Space Aliens Learning English Come Upon the Dictionary Page that Begins with Colonel Blimpism and Ends with Colorway

Discovering that
a phenomenon
of light or perception
is how we distinguish
otherwise identical
things, and that this
inflection named
color is often used
among humans
in that way.

Though some are
color-blind, it seems
and others call others
colored, and those
without color – because
the definition of color
excludes the phenomenon
of light we call white
these whites block
those with color
(But why? And how?)
from participating
in various activities.

Color bar/color line.

Why would the colorless
do such a thing?

And how do they
distinguish anyway?
Is that what this device
a colorimeter is for?

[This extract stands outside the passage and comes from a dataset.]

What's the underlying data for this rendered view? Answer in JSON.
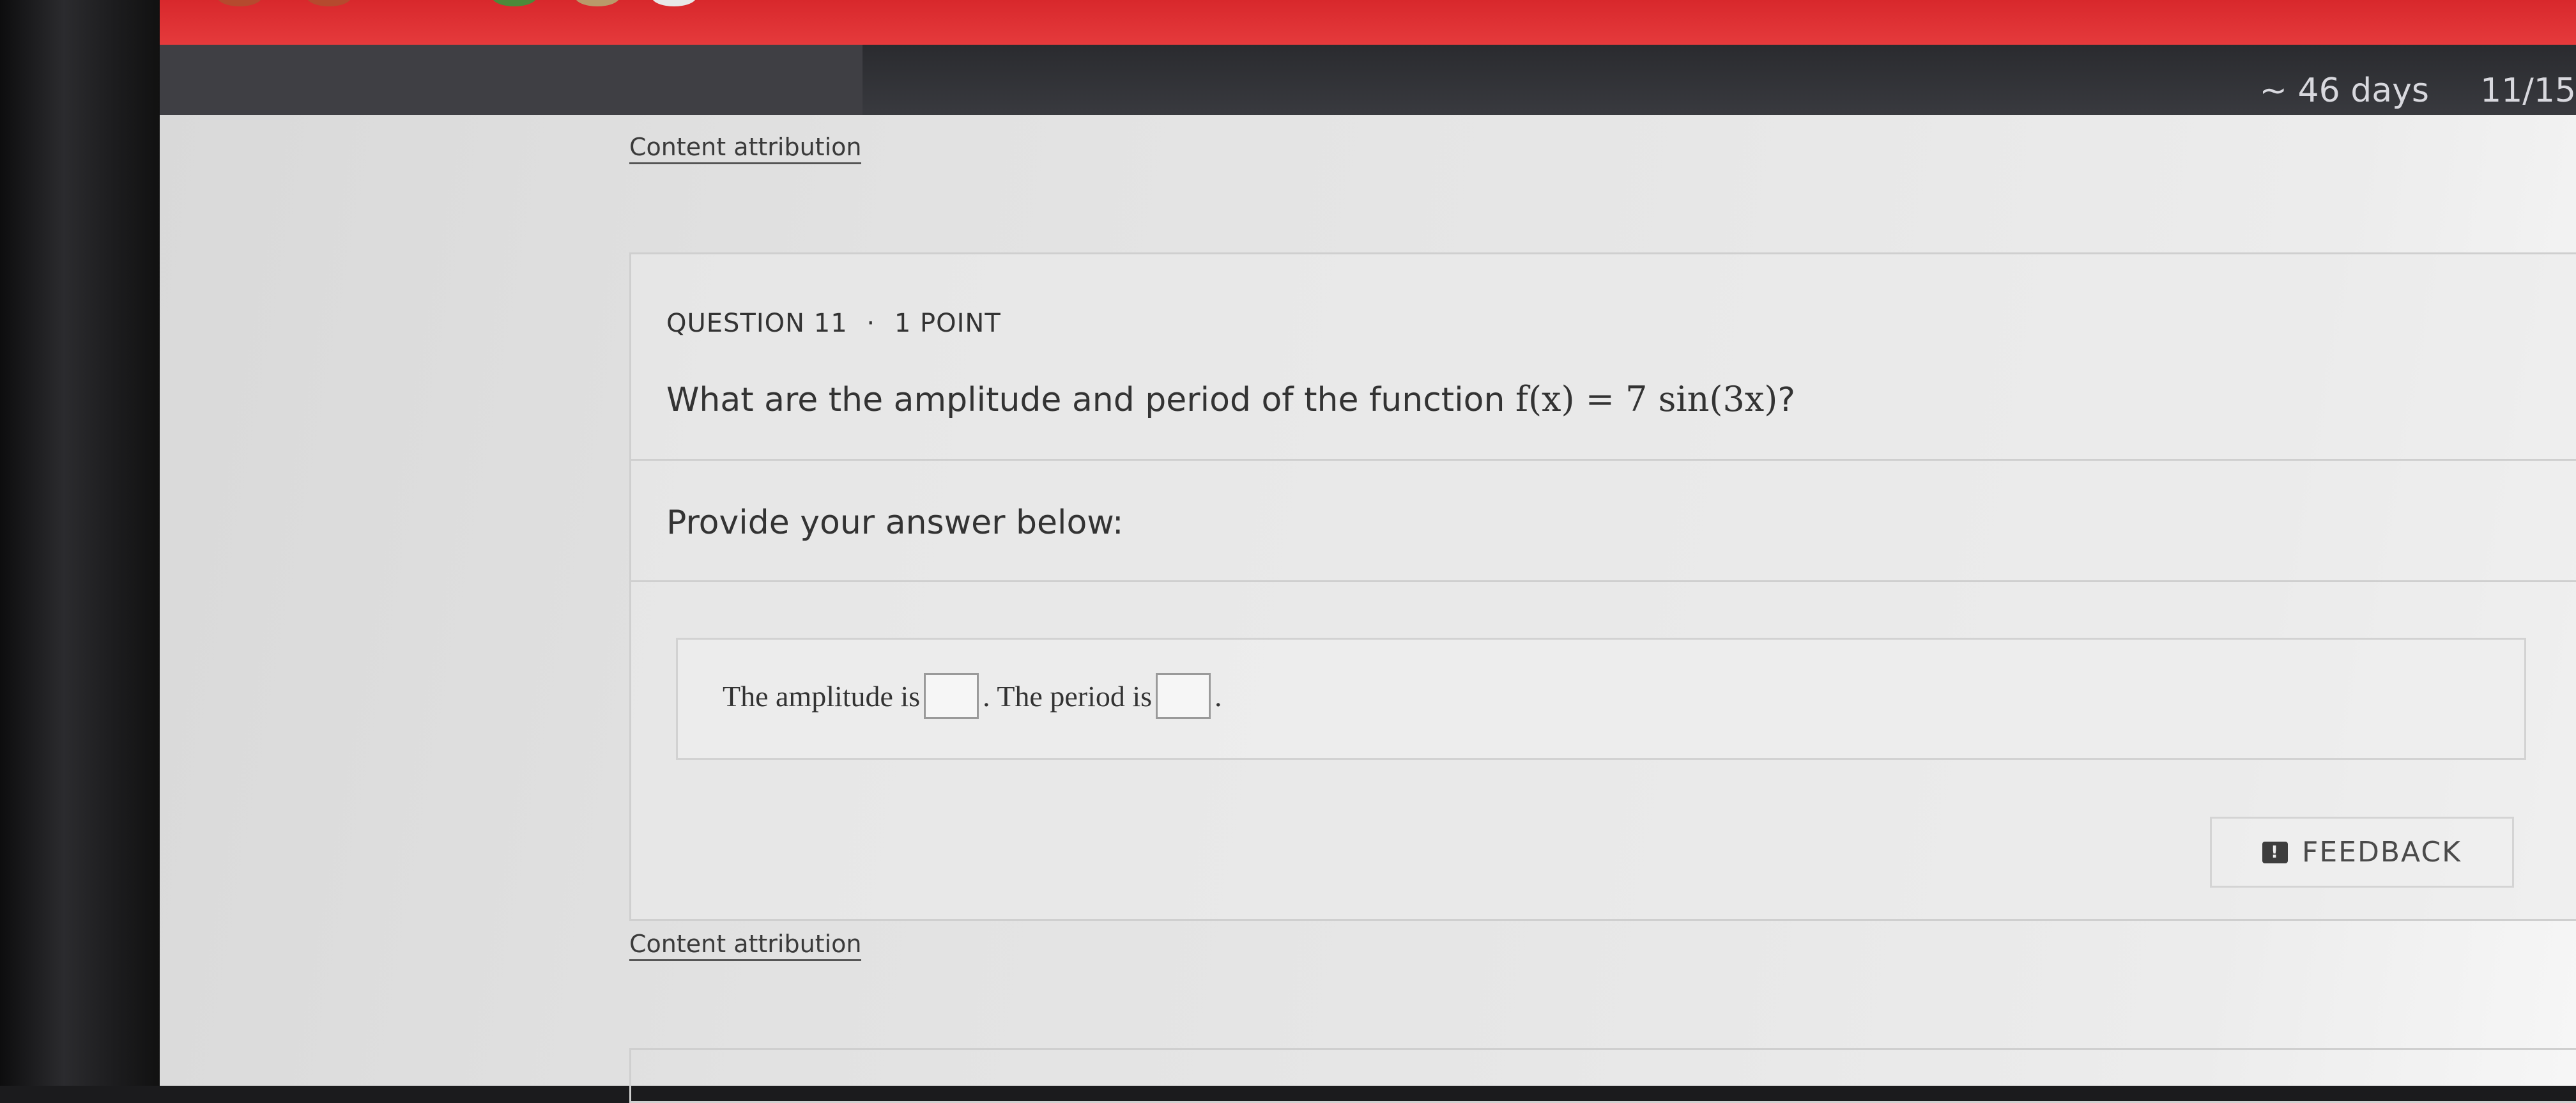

Are there colorists
who decide?  Do they
fear those with something
called color temperature?

Blackbodies that can emit
radiant energy to evoke color? 

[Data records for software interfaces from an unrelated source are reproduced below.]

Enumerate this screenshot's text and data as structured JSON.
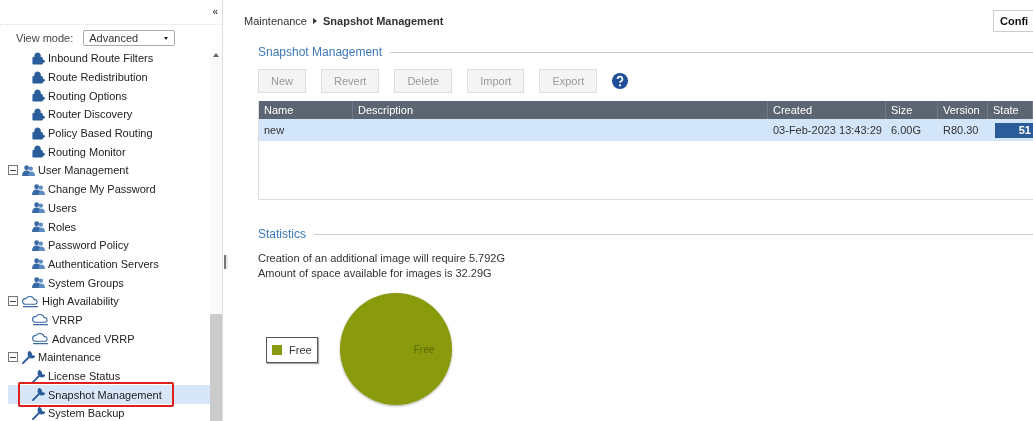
{
  "sidebar": {
    "collapse_icon": "«",
    "view_mode_label": "View mode:",
    "view_mode": "Advanced",
    "tree": [
      {
        "children": [
          {
            "label": "Inbound Route Filters",
            "kind": "route",
            "selected": false
          },
          {
            "label": "Route Redistribution",
            "kind": "route",
            "selected": false
          },
          {
            "label": "Routing Options",
            "kind": "route",
            "selected": false
          },
          {
            "label": "Router Discovery",
            "kind": "route",
            "selected": false
          },
          {
            "label": "Policy Based Routing",
            "kind": "route",
            "selected": false
          },
          {
            "label": "Routing Monitor",
            "kind": "route",
            "selected": false
          }
        ]
      },
      {
        "label": "User Management",
        "kind": "users",
        "expanded": true,
        "selected": false,
        "children": [
          {
            "label": "Change My Password",
            "kind": "users",
            "selected": false
          },
          {
            "label": "Users",
            "kind": "users",
            "selected": false
          },
          {
            "label": "Roles",
            "kind": "users",
            "selected": false
          },
          {
            "label": "Password Policy",
            "kind": "users",
            "selected": false
          },
          {
            "label": "Authentication Servers",
            "kind": "users",
            "selected": false
          },
          {
            "label": "System Groups",
            "kind": "users",
            "selected": false
          }
        ]
      },
      {
        "label": "High Availability",
        "kind": "cloud",
        "expanded": true,
        "selected": false,
        "children": [
          {
            "label": "VRRP",
            "kind": "cloud",
            "selected": false
          },
          {
            "label": "Advanced VRRP",
            "kind": "cloud",
            "selected": false
          }
        ]
      },
      {
        "label": "Maintenance",
        "kind": "wrench",
        "expanded": true,
        "selected": false,
        "children": [
          {
            "label": "License Status",
            "kind": "wrench",
            "selected": false
          },
          {
            "label": "Snapshot Management",
            "kind": "wrench",
            "selected": true,
            "highlighted": true
          },
          {
            "label": "System Backup",
            "kind": "wrench",
            "selected": false
          }
        ]
      }
    ]
  },
  "breadcrumb": {
    "parent": "Maintenance",
    "current": "Snapshot Management"
  },
  "top_button": "Confi",
  "snapshot_section": {
    "title": "Snapshot Management",
    "buttons": [
      {
        "label": "New",
        "disabled": true
      },
      {
        "label": "Revert",
        "disabled": true
      },
      {
        "label": "Delete",
        "disabled": true
      },
      {
        "label": "Import",
        "disabled": true
      },
      {
        "label": "Export",
        "disabled": true
      }
    ],
    "table": {
      "columns": [
        "Name",
        "Description",
        "Created",
        "Size",
        "Version",
        "State"
      ],
      "rows": [
        {
          "selected": true,
          "cells": [
            "new",
            "",
            "03-Feb-2023 13:43:29",
            "6.00G",
            "R80.30",
            "51"
          ]
        }
      ]
    }
  },
  "statistics": {
    "title": "Statistics",
    "lines": [
      "Creation of an additional image will require 5.792G",
      "Amount of space available for images is 32.29G"
    ],
    "pie_chart": {
      "legend_label": "Free",
      "slice_label": "Free",
      "color": "#8a9a10"
    }
  }
}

That’s it!  (They say.) 
We’ve got it.  The key’s
right here on this page.
Now we know what moves
them.  And the word we’ll
use when we go down
to colonize.

Paired Viruses: a poem

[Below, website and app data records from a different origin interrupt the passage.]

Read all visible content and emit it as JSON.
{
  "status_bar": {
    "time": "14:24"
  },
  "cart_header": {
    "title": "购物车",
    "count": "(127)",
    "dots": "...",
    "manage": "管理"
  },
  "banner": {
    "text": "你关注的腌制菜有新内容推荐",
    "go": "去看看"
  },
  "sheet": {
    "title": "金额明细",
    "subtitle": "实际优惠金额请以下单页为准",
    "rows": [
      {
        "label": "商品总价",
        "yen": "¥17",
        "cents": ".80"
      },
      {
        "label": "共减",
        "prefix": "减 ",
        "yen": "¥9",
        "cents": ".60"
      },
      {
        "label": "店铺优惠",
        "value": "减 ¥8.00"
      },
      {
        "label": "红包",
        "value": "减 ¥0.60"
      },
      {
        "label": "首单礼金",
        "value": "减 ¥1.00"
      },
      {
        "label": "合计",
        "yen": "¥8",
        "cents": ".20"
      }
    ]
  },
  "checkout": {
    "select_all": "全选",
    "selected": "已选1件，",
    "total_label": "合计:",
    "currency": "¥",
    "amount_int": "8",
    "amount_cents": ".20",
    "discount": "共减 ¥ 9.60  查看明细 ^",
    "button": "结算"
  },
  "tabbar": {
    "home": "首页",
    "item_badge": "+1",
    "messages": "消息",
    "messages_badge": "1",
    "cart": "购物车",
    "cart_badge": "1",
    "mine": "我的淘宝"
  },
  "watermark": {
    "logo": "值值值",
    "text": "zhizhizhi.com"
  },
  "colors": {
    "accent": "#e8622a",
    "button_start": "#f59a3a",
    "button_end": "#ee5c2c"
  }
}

A virus can’t act alone.
Needs your participation.
Just a burr of contagion
sucked in on the air you breathe,
that finds a weak link, a chink in a cell,
then incubates until the fever burns.

Clots your brain, swells your lungs,
inflames the hearts of children
too young to understand.

With this one, we have carriers
who infect others but never suffer themselves
and super-spreaders who sicken whole crowds
as if spewing from megaphones.

How it preys on the weak, the under-served,
those frayed at the end of their rope.

One thing, though, some recover.
Yet speak of its tortures with awe.
How it knelt on their throats and chests
until they gasped their mama’s name.

A virus is a frightful thing.
A virus can’t act alone.

One Gift of Our Sequestering: a poem

They came home
fledglings flushed
back to the nest
and, of course,
we welcomed them.

Their rooms still theirs
nothing changed.
We’d washed the sheets
that’s all.

A throwback
that had us thinking
about times we’ve shared
that won’t come back.

Chris said, “You were at work,
and it was just Nick and me.
I’d get tired and lie down on the sofa.
I’d lift him up and down,
whee! until my arms got tired
then he’d rest his head on my chest and we’d nap.

I said, “What I wouldn’t give for one more
game of Grabber-Man.”

So when the colleges turned them out
it felt like, alright, not quite the same
but take it as a gift.  And strangely,
it has been.  A rewind/replay
all of us together at dinner every evening.

That had me thinking of other last things. 
Like:  I can point out the Cary Street corner
where it happened.  I took Stephen’s hand
to cross the street and he sort of swatted it away.
Told myself, I guess that’s it for that.

But I didn’t mark the last time we chased hot air balloons
or that Nick woke up early just to hang with Dad
or the boys took off their capes, put down their swords
and plastic shields and never picked them up again.

(Hand-me-downs for the neighbor children,
still giddy and chubby and fresh.
I want to school their Dad on that, but he, up to his elbows
in his four little kids, he’d look at me askance.) 

(Well, that’s probably half the dream of grandparenting
creaky old knees and old man bad breath
tumbled on the floor to wrestle with the new kid
one more round of Grabber-Man indeed
almost not quite but hey.)

So yesterday when I outrigged a kayak and its paddle,
a surfboard and a bike to his little car
and Nick headed off for the Summer of Covid-19
lifeguarding in the Outer Banks
this wash of feelings, memories, trepidations,
breaking with a shush on the sands of our parenthood.

Buddy sleeps in our room every night
but last night he didn’t come up.
He lay by the front door maybe wondering
when Nick would come back in.  He gets it.
Though like us he only dimly understands.